I'd like to comment about what Paul Krombholz said about BGA produced toxins
in APD # 619.  Cyanobacteria can be poisonous to animal life, and  cause
death if the exposure is substantial. This is through its elaboration of
various toxins.  Four years ago in Brazil there was an epidemic of sickness
and death (26 patients) in a dialysis unit which was directly traced to the
contamination with cyanobacteria of water used to make dialysate.  The
patients died of liver failure, and the causative toxin was a microcystin
(which is a cyclic peptide) known to be elaborated by cyanobacteria. The
patients were probably exposed to a large amount of the substance
parenterally (i.e. directly into the veins) which may have accounted for the
particular potency of this exposure. In humans the ingestion of this toxin
causes a variety of lesser disturbances, such as gastroenteritis, dizziness
and fatigue.

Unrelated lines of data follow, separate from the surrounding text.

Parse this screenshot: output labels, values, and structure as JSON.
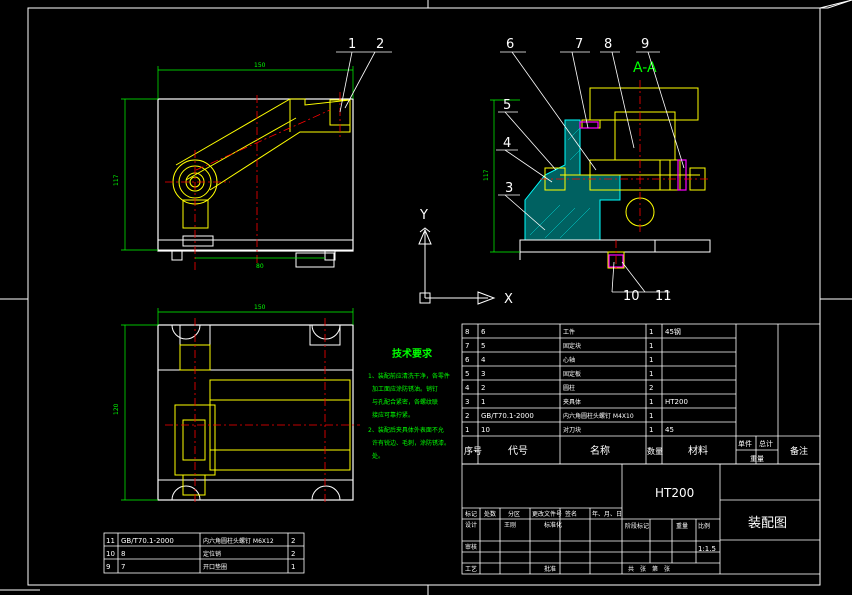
{
  "colors": {
    "background": "#000000",
    "frame": "#ffffff",
    "part": "#ffff00",
    "section": "#00ffff",
    "center": "#ff0000",
    "dimension": "#00ff00",
    "hatch": "#00ffff",
    "text": "#ffffff"
  },
  "dimensions": {
    "top_width": "150",
    "left_height": "117",
    "bottom_width": "80",
    "plan_width": "150",
    "plan_height": "120",
    "section_height": "117"
  },
  "balloons": {
    "b1": "1",
    "b2": "2",
    "b3": "3",
    "b4": "4",
    "b5": "5",
    "b6": "6",
    "b7": "7",
    "b8": "8",
    "b9": "9",
    "b10": "10",
    "b11": "11"
  },
  "section_label": "A-A",
  "axes": {
    "y": "Y",
    "x": "X"
  },
  "tech": {
    "title": "技术要求",
    "line1": "1、装配前应清洗干净，各零件",
    "line2": "加工面应涂防锈油。销钉",
    "line3": "与孔配合紧密，各螺纹联",
    "line4": "接应可靠拧紧。",
    "line5": "2、装配后夹具体外表面不允",
    "line6": "许有锐边、毛刺，涂防锈漆。",
    "line7": "处。"
  },
  "bom": {
    "rows": [
      {
        "no": "8",
        "code": "6",
        "name": "工件",
        "qty": "1",
        "mat": "45钢"
      },
      {
        "no": "7",
        "code": "5",
        "name": "固定块",
        "qty": "1",
        "mat": ""
      },
      {
        "no": "6",
        "code": "4",
        "name": "心轴",
        "qty": "1",
        "mat": ""
      },
      {
        "no": "5",
        "code": "3",
        "name": "固定板",
        "qty": "1",
        "mat": ""
      },
      {
        "no": "4",
        "code": "2",
        "name": "圆柱",
        "qty": "2",
        "mat": ""
      },
      {
        "no": "3",
        "code": "1",
        "name": "夹具体",
        "qty": "1",
        "mat": "HT200"
      },
      {
        "no": "2",
        "code": "GB/T70.1-2000",
        "name": "内六角圆柱头螺钉 M4X10",
        "qty": "1",
        "mat": ""
      },
      {
        "no": "1",
        "code": "10",
        "name": "对刀块",
        "qty": "1",
        "mat": "45"
      }
    ],
    "header": {
      "no": "序号",
      "code": "代号",
      "name": "名称",
      "qty": "数量",
      "mat": "材料",
      "single": "单件",
      "total": "总计",
      "weight": "重量",
      "note": "备注"
    }
  },
  "bom_lower": {
    "rows": [
      {
        "no": "11",
        "code": "GB/T70.1-2000",
        "name": "内六角圆柱头螺钉 M6X12",
        "qty": "2"
      },
      {
        "no": "10",
        "code": "8",
        "name": "定位销",
        "qty": "2"
      },
      {
        "no": "9",
        "code": "7",
        "name": "开口垫圈",
        "qty": "1"
      }
    ]
  },
  "title_block": {
    "material": "HT200",
    "drawing": "装配图",
    "scale": "1:1.5",
    "mark": "标记",
    "count": "处数",
    "zone": "分区",
    "docno": "更改文件号",
    "sign": "签名",
    "date": "年、月、日",
    "design": "设计",
    "designer": "王刚",
    "std": "标准化",
    "stage": "阶段标记",
    "weight": "重量",
    "ratio": "比例",
    "check": "审核",
    "process": "工艺",
    "approve": "批准",
    "sheet": "共　张　第　张"
  }
}
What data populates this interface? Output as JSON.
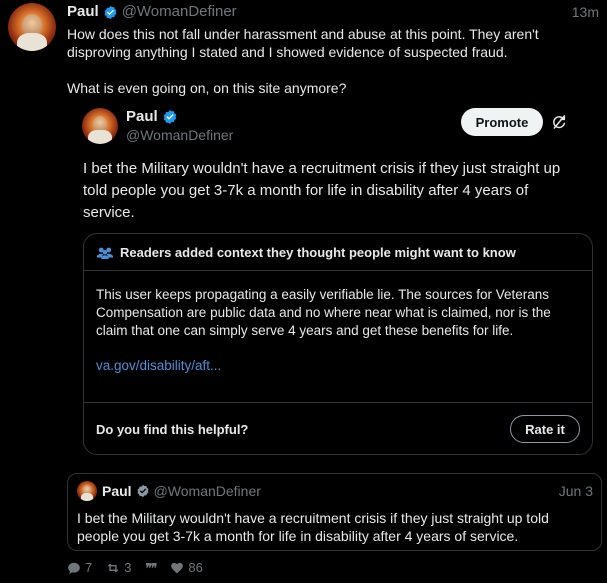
{
  "post": {
    "author_name": "Paul",
    "author_handle": "@WomanDefiner",
    "time": "13m",
    "text_line1": "How does this not fall under harassment and abuse at this point. They aren't",
    "text_line2": "disproving anything I stated and I showed evidence of suspected fraud.",
    "text_line3": "What is even going on, on this site anymore?"
  },
  "quoted_post": {
    "author_name": "Paul",
    "author_handle": "@WomanDefiner",
    "promote_label": "Promote",
    "text_line1": "I bet the Military wouldn't have a recruitment crisis if they just straight up",
    "text_line2": "told people you get 3-7k a month for life in disability after 4 years of",
    "text_line3": "service."
  },
  "community_note": {
    "header": "Readers added context they thought people might want to know",
    "body_line1": "This user keeps propagating a easily verifiable lie. The sources for Veterans",
    "body_line2": "Compensation are public data and no where near what is claimed, nor is the",
    "body_line3": "claim that one can simply serve 4 years and get these benefits for life.",
    "link": "va.gov/disability/aft...",
    "helpful_prompt": "Do you find this helpful?",
    "rate_label": "Rate it"
  },
  "embedded_quote": {
    "author_name": "Paul",
    "author_handle": "@WomanDefiner",
    "date": "Jun 3",
    "text_line1": "I bet the Military wouldn't have a recruitment crisis if they just straight up told",
    "text_line2": "people you get 3-7k a month for life in disability after 4 years of service."
  },
  "actions": {
    "replies": "7",
    "reposts": "3",
    "quote_glyph": "❞❞",
    "likes": "86"
  },
  "colors": {
    "background": "#000000",
    "text": "#e7e9ea",
    "muted": "#71767b",
    "verified": "#1d9bf0",
    "link": "#4e8fd6"
  },
  "icons": [
    "verified-badge-icon",
    "refresh-icon",
    "people-icon",
    "reply-icon",
    "repost-icon",
    "quote-icon",
    "heart-icon"
  ]
}
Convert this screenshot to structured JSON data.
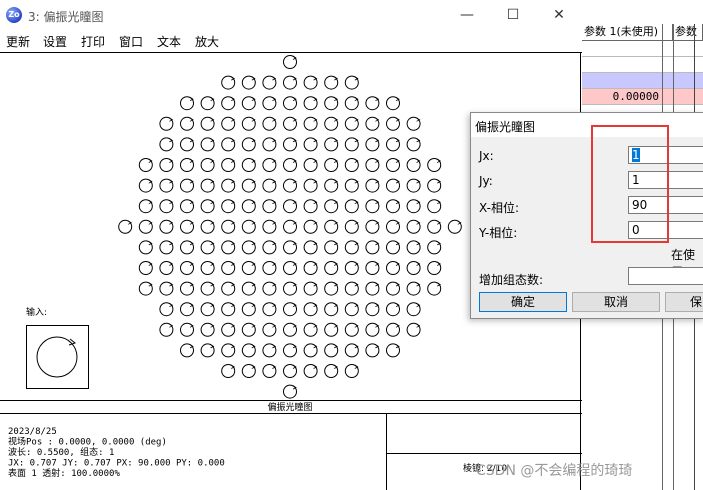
{
  "window": {
    "app_icon": "Zo",
    "title": "3: 偏振光瞳图",
    "minimize_icon": "—",
    "maximize_icon": "☐",
    "close_icon": "✕"
  },
  "menu": [
    "更新",
    "设置",
    "打印",
    "窗口",
    "文本",
    "放大"
  ],
  "plot": {
    "caption": "偏振光瞳图",
    "input_label": "输入:",
    "row_counts": [
      1,
      7,
      11,
      13,
      13,
      15,
      15,
      15,
      17,
      15,
      15,
      15,
      13,
      13,
      11,
      7,
      1
    ],
    "info_lines": [
      "2023/8/25",
      "视场Pos : 0.0000, 0.0000 (deg)",
      "波长: 0.5500, 组态: 1",
      "JX: 0.707 JY: 0.707 PX: 90.000 PY: 0.000",
      "表面 1 透射: 100.0000%"
    ],
    "footer_right": "棱镜: 2/10"
  },
  "sheet": {
    "col1": "参数 1(未使用)",
    "col2": "参数",
    "value": "0.00000",
    "row_colors": [
      "#ffffff",
      "#ffffff",
      "#c8c8ff",
      "#ffc8c8",
      "#ffffff"
    ]
  },
  "dialog": {
    "title": "偏振光瞳图",
    "fields": [
      {
        "label": "Jx:",
        "value": "1"
      },
      {
        "label": "Jy:",
        "value": "1"
      },
      {
        "label": "X-相位:",
        "value": "90"
      },
      {
        "label": "Y-相位:",
        "value": "0"
      }
    ],
    "in_use": "在使用",
    "config_label": "增加组态数:",
    "config_value": "",
    "ok": "确定",
    "cancel": "取消",
    "save": "保"
  },
  "watermark": "CSDN @不会编程的琦琦",
  "accent_color": "#e53935"
}
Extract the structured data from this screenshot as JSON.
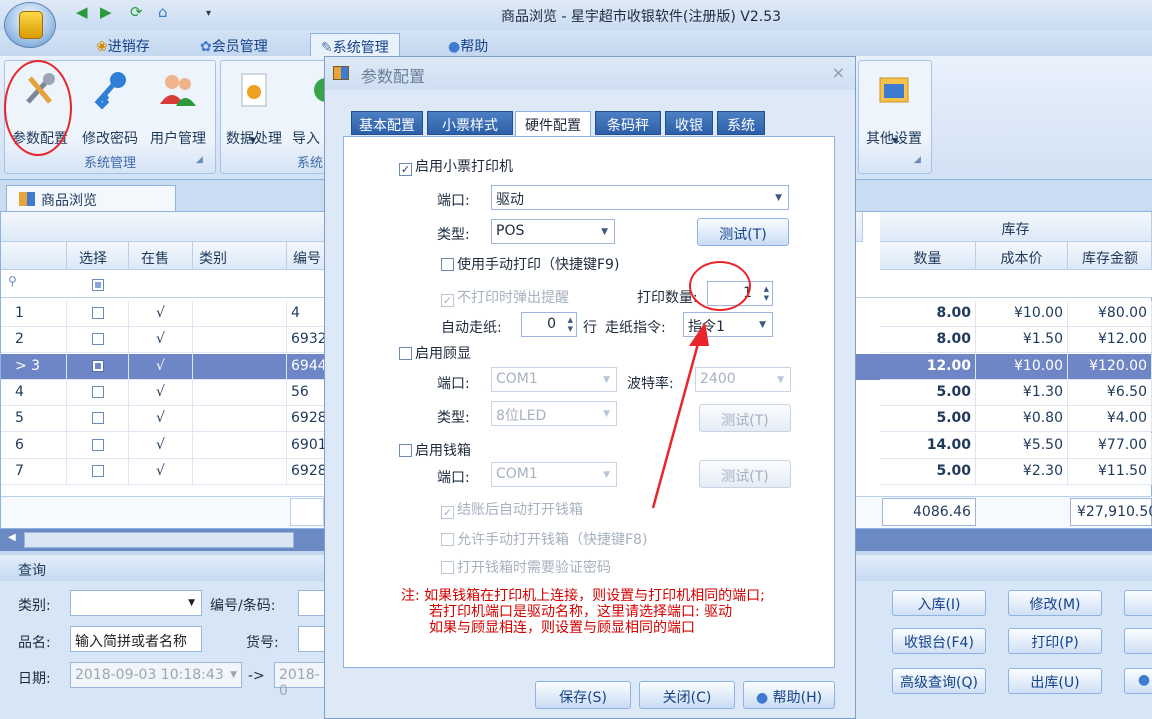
{
  "window": {
    "title": "商品浏览 - 星宇超市收银软件(注册版) V2.53",
    "quick_access": [
      "◀",
      "▶",
      "⟳",
      "⌂",
      "▾"
    ]
  },
  "ribbon_tabs": [
    "进销存",
    "会员管理",
    "系统管理",
    "帮助"
  ],
  "ribbon": {
    "group1": {
      "label": "系统管理",
      "buttons": [
        "参数配置",
        "修改密码",
        "用户管理"
      ]
    },
    "group2": {
      "label": "系统",
      "buttons": [
        "数据处理",
        "导入"
      ]
    },
    "group3": {
      "label": "",
      "buttons": [
        "其他设置"
      ]
    }
  },
  "doc_tab": "商品浏览",
  "grid": {
    "headers": {
      "select": "选择",
      "on_sale": "在售",
      "category": "类别",
      "code": "编号",
      "stock_group": "库存",
      "qty": "数量",
      "cost": "成本价",
      "amount": "库存金额"
    },
    "rows": [
      {
        "no": "1",
        "code": "4",
        "qty": "8.00",
        "cost": "¥10.00",
        "amount": "¥80.00",
        "mark": "√"
      },
      {
        "no": "2",
        "code": "6932",
        "qty": "8.00",
        "cost": "¥1.50",
        "amount": "¥12.00",
        "mark": "√"
      },
      {
        "no": "3",
        "code": "6944",
        "qty": "12.00",
        "cost": "¥10.00",
        "amount": "¥120.00",
        "mark": "√",
        "current": ">"
      },
      {
        "no": "4",
        "code": "56",
        "qty": "5.00",
        "cost": "¥1.30",
        "amount": "¥6.50",
        "mark": "√"
      },
      {
        "no": "5",
        "code": "6928",
        "qty": "5.00",
        "cost": "¥0.80",
        "amount": "¥4.00",
        "mark": "√"
      },
      {
        "no": "6",
        "code": "6901",
        "qty": "14.00",
        "cost": "¥5.50",
        "amount": "¥77.00",
        "mark": "√"
      },
      {
        "no": "7",
        "code": "6928",
        "qty": "5.00",
        "cost": "¥2.30",
        "amount": "¥11.50",
        "mark": "√"
      }
    ],
    "totals": {
      "qty": "4086.46",
      "amount": "¥27,910.50"
    }
  },
  "query": {
    "title": "查询",
    "category_label": "类别:",
    "code_label": "编号/条码:",
    "name_label": "品名:",
    "name_placeholder": "输入简拼或者名称",
    "item_no_label": "货号:",
    "date_label": "日期:",
    "date_from": "2018-09-03 10:18:43",
    "date_to": "2018-0",
    "arrow": "->",
    "buttons": [
      "入库(I)",
      "修改(M)",
      "收银台(F4)",
      "打印(P)",
      "高级查询(Q)",
      "出库(U)"
    ]
  },
  "dialog": {
    "title": "参数配置",
    "close": "×",
    "tabs": [
      "基本配置",
      "小票样式",
      "硬件配置",
      "条码秤",
      "收银",
      "系统"
    ],
    "printer": {
      "enable_label": "启用小票打印机",
      "port_label": "端口:",
      "port_value": "驱动",
      "type_label": "类型:",
      "type_value": "POS",
      "test_button": "测试(T)",
      "manual_label": "使用手动打印（快捷键F9)",
      "no_print_remind_label": "不打印时弹出提醒",
      "copies_label": "打印数量:",
      "copies_value": "1",
      "feed_label": "自动走纸:",
      "feed_value": "0",
      "feed_unit": "行",
      "cmd_label": "走纸指令:",
      "cmd_value": "指令1"
    },
    "display": {
      "enable_label": "启用顾显",
      "port_label": "端口:",
      "port_value": "COM1",
      "baud_label": "波特率:",
      "baud_value": "2400",
      "type_label": "类型:",
      "type_value": "8位LED",
      "test_button": "测试(T)"
    },
    "cashbox": {
      "enable_label": "启用钱箱",
      "port_label": "端口:",
      "port_value": "COM1",
      "test_button": "测试(T)",
      "auto_open_label": "结账后自动打开钱箱",
      "manual_open_label": "允许手动打开钱箱（快捷键F8)",
      "password_label": "打开钱箱时需要验证密码"
    },
    "note_lines": [
      "注: 如果钱箱在打印机上连接，则设置与打印机相同的端口;",
      "若打印机端口是驱动名称，这里请选择端口: 驱动",
      "如果与顾显相连，则设置与顾显相同的端口"
    ],
    "buttons": {
      "save": "保存(S)",
      "close": "关闭(C)",
      "help": "帮助(H)"
    }
  },
  "colors": {
    "annotation": "#e8262b",
    "selected_row": "#6f86c6",
    "note_text": "#d40000"
  }
}
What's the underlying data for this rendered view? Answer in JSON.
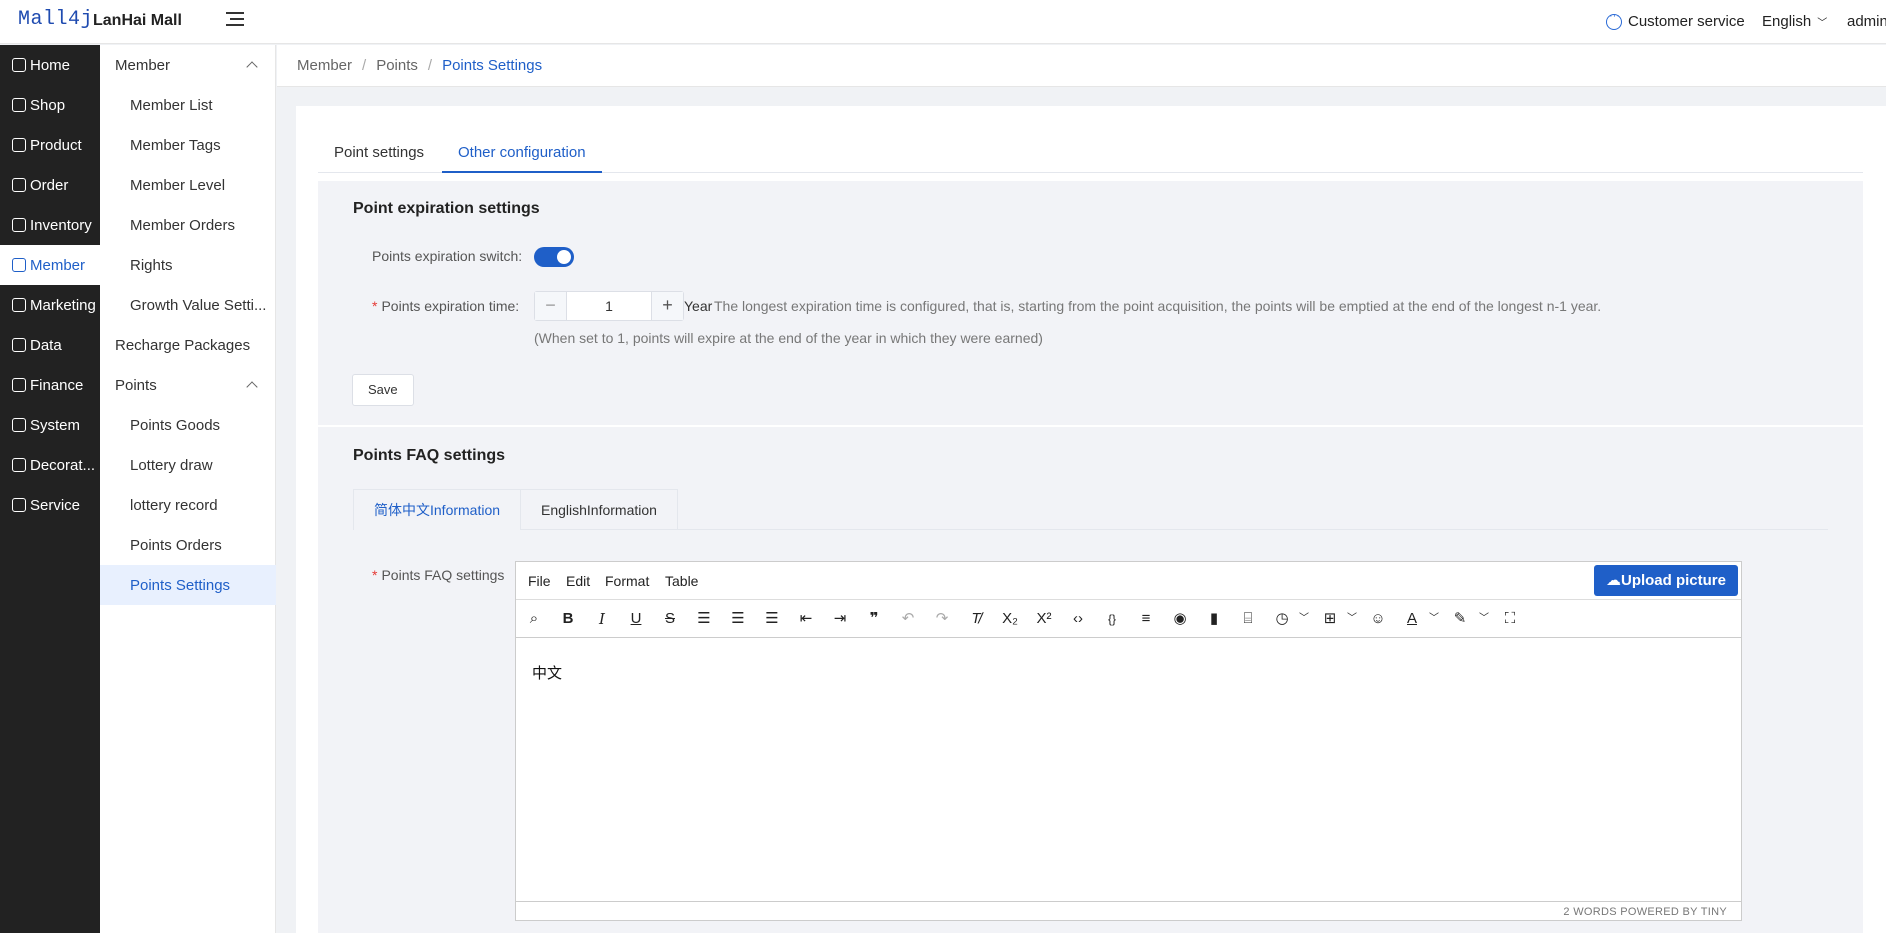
{
  "header": {
    "logo": "Mall4j",
    "brand": "LanHai Mall",
    "customer_service": "Customer service",
    "language": "English",
    "user": "admin"
  },
  "nav": {
    "items": [
      {
        "label": "Home",
        "icon": "home-icon"
      },
      {
        "label": "Shop",
        "icon": "shop-icon"
      },
      {
        "label": "Product",
        "icon": "product-icon"
      },
      {
        "label": "Order",
        "icon": "order-icon"
      },
      {
        "label": "Inventory",
        "icon": "inventory-icon"
      },
      {
        "label": "Member",
        "icon": "member-icon"
      },
      {
        "label": "Marketing",
        "icon": "marketing-icon"
      },
      {
        "label": "Data",
        "icon": "data-icon"
      },
      {
        "label": "Finance",
        "icon": "finance-icon"
      },
      {
        "label": "System",
        "icon": "system-icon"
      },
      {
        "label": "Decorat...",
        "icon": "decorate-icon"
      },
      {
        "label": "Service",
        "icon": "service-icon"
      }
    ],
    "active": "Member"
  },
  "subnav": {
    "member_group": "Member",
    "member_items": [
      "Member List",
      "Member Tags",
      "Member Level",
      "Member Orders",
      "Rights",
      "Growth Value Setti..."
    ],
    "recharge": "Recharge Packages",
    "points_group": "Points",
    "points_items": [
      "Points Goods",
      "Lottery draw",
      "lottery record",
      "Points Orders",
      "Points Settings"
    ],
    "active": "Points Settings"
  },
  "breadcrumb": [
    "Member",
    "Points",
    "Points Settings"
  ],
  "tabs": [
    "Point settings",
    "Other configuration"
  ],
  "active_tab": "Other configuration",
  "expiration": {
    "title": "Point expiration settings",
    "switch_label": "Points expiration switch:",
    "switch_on": true,
    "time_label": "Points expiration time:",
    "time_value": "1",
    "unit": "Year",
    "note": "The longest expiration time is configured, that is, starting from the point acquisition, the points will be emptied at the end of the longest n-1 year.",
    "hint": "(When set to 1, points will expire at the end of the year in which they were earned)",
    "save": "Save"
  },
  "faq": {
    "title": "Points FAQ settings",
    "lang_tabs": [
      "简体中文Information",
      "EnglishInformation"
    ],
    "field_label": "Points FAQ settings",
    "menu": [
      "File",
      "Edit",
      "Format",
      "Table"
    ],
    "upload": "Upload picture",
    "content": "中文",
    "status": "2 WORDS  POWERED BY TINY"
  },
  "colors": {
    "accent": "#1f5fc8",
    "sidebar": "#222222"
  }
}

The cyanobacteria also produce other toxins (e.g. anatoxin a
and nodularins) and have been reported to cause liver injury in animals that
ingest large quantities of contaminated water.

I am not sure whether these toxins are harmful to plant life or other animal
life.  BGA certainly does not seem harmful to fish, and in this regard it is
notable that I have yet to find a fish which will eat the organism (probably
because it does not have an appealing taste or smell).  If the organism were
ingested by fish in large amounts it very well might have a deleterious

I suspect the H2O2 is killing the bacteria through direct oxidation rather
than through oxidation of a DOC.

A take home point of the toxin story is that BGA in large amounts can be
harmful to humans and animals, and that care should be taken when siphoning
it, etc.

Rob Sirota
Huntingdon Valley, Pa.